All lines holding the string "desmond" should be copied from the data below.

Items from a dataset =
◇ ◇ ◇ ◇ ◇ ◇ ◇

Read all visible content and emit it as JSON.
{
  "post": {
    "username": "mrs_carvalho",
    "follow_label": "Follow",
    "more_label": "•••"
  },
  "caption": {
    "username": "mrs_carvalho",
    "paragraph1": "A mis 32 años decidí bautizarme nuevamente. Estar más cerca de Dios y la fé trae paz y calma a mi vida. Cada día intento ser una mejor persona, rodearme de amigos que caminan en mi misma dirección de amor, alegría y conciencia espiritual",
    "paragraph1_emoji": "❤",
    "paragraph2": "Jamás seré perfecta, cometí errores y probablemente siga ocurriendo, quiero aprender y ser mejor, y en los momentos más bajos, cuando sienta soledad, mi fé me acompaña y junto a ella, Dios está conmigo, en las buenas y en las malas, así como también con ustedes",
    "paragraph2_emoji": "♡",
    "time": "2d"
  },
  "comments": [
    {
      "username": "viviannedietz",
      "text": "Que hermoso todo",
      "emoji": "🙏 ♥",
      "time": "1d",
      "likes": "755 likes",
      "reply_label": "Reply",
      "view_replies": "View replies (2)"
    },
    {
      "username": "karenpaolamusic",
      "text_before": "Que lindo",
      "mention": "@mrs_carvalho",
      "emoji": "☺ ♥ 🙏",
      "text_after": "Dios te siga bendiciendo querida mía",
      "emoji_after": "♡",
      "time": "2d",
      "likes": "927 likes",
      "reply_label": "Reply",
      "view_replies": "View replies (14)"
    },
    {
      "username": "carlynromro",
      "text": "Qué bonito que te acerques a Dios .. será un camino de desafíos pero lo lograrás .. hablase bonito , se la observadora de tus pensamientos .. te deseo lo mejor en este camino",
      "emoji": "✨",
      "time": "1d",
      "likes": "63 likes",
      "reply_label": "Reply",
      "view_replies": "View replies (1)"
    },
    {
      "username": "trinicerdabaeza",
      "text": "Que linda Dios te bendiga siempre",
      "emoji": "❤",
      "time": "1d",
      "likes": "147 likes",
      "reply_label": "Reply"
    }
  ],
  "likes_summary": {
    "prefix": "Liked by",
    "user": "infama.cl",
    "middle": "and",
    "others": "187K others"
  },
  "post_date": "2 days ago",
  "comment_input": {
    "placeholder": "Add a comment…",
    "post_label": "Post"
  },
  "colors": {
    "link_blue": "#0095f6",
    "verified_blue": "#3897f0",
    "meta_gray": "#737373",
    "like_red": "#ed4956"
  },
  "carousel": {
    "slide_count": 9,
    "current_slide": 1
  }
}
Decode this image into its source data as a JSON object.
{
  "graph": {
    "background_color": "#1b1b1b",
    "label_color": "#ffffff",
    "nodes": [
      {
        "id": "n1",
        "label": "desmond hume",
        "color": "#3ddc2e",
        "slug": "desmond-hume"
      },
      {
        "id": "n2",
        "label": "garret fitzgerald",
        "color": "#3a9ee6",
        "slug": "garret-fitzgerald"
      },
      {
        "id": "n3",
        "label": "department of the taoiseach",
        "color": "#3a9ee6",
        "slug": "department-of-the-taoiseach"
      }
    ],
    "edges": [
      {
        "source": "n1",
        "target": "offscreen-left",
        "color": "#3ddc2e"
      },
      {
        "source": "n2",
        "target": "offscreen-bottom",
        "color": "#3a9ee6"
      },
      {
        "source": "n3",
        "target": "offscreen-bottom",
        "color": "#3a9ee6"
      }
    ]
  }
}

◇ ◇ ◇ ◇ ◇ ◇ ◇

Response =
        "label": "desmond hume",
        "slug": "desmond-hume"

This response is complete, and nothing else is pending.